It’s perfectly legal to overtake slow-moving vehicles such as farm machines or mail trucks, provided that you pass on the left and don’t cross the double-yellow line unless your state allows it. If the vehicle is horse-drawn, take care not to spook the animal. Before you get too close, ring your bell gently or call out a friendly greeting. When you pass, be sure to give the horse plenty of space.

3 At the Bus Stop
When a school bus is stopped with its red flashing lights on, all vehicles–including bicycles–are required to stop until the lights stop flashing. The purpose of the law is to protect schoolchildren who may be crossing the street as they get on and off the bus.

Q: If a traffic light won’t trigger for me, is it okay to ride through the intersection?
A: First, try triggering the light by placing a metal part of your bike close to the sensor in the road. If that doesn’t work, some states, including Pennsylvania and Tennessee, allow cyclists to treat a red light like a stop sign. No such law in your state? You can go to the crosswalk and wait for the pedestrian signal.

Research and assistance by Rick Bernardi, JD

This article, Not So Slow, was originally published on Bicycling on April 14, 2014.

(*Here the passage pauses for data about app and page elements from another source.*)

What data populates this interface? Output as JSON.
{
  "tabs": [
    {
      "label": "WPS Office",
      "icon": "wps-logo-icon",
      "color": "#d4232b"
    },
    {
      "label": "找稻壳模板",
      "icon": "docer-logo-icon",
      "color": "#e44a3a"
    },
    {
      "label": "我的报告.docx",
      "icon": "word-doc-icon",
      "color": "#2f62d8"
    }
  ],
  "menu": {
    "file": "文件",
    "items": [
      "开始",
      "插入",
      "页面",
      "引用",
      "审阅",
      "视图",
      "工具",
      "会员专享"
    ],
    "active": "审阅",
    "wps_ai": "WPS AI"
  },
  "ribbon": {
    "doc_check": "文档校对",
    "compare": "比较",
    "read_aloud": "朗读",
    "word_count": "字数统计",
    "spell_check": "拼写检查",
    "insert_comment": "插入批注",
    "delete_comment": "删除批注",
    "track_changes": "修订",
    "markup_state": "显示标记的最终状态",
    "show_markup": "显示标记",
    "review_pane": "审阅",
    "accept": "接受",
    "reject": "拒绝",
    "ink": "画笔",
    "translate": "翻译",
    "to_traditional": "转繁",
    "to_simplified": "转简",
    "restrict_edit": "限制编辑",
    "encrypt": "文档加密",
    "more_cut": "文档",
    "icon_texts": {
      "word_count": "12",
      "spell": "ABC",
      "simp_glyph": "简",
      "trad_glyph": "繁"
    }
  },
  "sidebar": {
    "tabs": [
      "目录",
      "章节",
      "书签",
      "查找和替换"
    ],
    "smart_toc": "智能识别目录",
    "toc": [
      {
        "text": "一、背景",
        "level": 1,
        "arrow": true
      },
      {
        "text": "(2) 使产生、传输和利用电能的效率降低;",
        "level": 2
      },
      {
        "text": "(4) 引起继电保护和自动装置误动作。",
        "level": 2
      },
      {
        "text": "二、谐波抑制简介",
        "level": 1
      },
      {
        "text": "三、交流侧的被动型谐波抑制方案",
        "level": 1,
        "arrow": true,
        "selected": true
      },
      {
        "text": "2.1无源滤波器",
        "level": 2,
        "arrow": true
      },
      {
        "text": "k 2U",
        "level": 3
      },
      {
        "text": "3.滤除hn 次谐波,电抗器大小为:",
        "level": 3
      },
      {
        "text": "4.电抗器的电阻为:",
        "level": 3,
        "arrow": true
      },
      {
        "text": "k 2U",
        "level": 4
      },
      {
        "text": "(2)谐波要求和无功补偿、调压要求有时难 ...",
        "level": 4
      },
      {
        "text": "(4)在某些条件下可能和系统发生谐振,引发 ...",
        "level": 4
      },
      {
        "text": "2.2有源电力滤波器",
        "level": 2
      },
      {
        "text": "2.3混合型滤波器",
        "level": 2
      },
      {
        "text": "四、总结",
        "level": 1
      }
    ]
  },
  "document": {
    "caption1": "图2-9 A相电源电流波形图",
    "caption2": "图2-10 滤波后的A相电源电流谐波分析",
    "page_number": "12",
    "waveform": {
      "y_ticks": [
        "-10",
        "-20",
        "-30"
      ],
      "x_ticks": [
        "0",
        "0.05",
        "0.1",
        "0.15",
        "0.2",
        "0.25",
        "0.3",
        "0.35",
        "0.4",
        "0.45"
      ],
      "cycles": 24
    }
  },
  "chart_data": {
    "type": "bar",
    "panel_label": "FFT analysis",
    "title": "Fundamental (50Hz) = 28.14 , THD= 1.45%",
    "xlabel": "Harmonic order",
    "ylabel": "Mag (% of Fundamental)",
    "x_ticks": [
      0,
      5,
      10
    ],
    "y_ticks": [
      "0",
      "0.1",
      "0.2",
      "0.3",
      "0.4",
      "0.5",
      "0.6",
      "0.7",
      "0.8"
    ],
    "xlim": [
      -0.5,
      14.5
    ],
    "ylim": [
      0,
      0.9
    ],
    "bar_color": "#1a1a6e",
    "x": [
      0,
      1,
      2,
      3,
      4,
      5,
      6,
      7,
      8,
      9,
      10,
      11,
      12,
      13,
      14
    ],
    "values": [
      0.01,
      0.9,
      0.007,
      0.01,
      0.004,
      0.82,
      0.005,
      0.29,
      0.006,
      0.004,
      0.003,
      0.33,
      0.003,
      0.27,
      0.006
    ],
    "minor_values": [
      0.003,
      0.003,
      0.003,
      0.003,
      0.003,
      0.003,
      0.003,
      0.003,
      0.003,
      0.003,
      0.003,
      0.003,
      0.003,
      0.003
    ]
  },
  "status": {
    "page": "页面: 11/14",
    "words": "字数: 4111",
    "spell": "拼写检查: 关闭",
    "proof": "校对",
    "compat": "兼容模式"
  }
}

Now read the fine print:
Bob Mionske is a former competitive cyclist who represented the U.S. at the 1988 Olympic games (where he finished fourth in the road race), the 1992 Olympics, as well as winning the 1990 national championship road race.
After retiring from racing in 1993, he coached the Saturn Professional Cycling team for one year before heading off to law school. Mionske’s practice is now split between personal-injury work, representing professional athletes as an agent and other legal issues facing endurance athletes (traffic violations, contract, criminal charges, intellectual property, etc).
Mionske is also the author of Bicycling and the Law, designed to be the primary resource for cyclists to consult when faced with a legal question. It provides readers with the knowledge to avoid many legal problems in the first place, and informs them of their rights, their responsibilities, and what steps they can take if they do encounter a legal problem.
If you have a cycling-related legal question, please send it to Bob will answer as many of these questions privately as he can. He will also select a few questions each week to answer in this column. General bicycle-accident advice can be found at
Important notice:
The information provided in the “Road Rights” column is not legal advice. The information provided on this public web site is provided solely for the general interest of the visitors to this web site. The information contained in the column applies to general principles of American jurisprudence and may not reflect current legal developments or statutory changes in the various jurisdictions and therefore should not be relied upon or interpreted as legal advice. Understand that reading the information contained in this column does not mean you have established an attorney-client relationship with attorney Bob Mionske. Readers of this column should not act upon any information contained in the web site without first seeking the advice of legal counsel.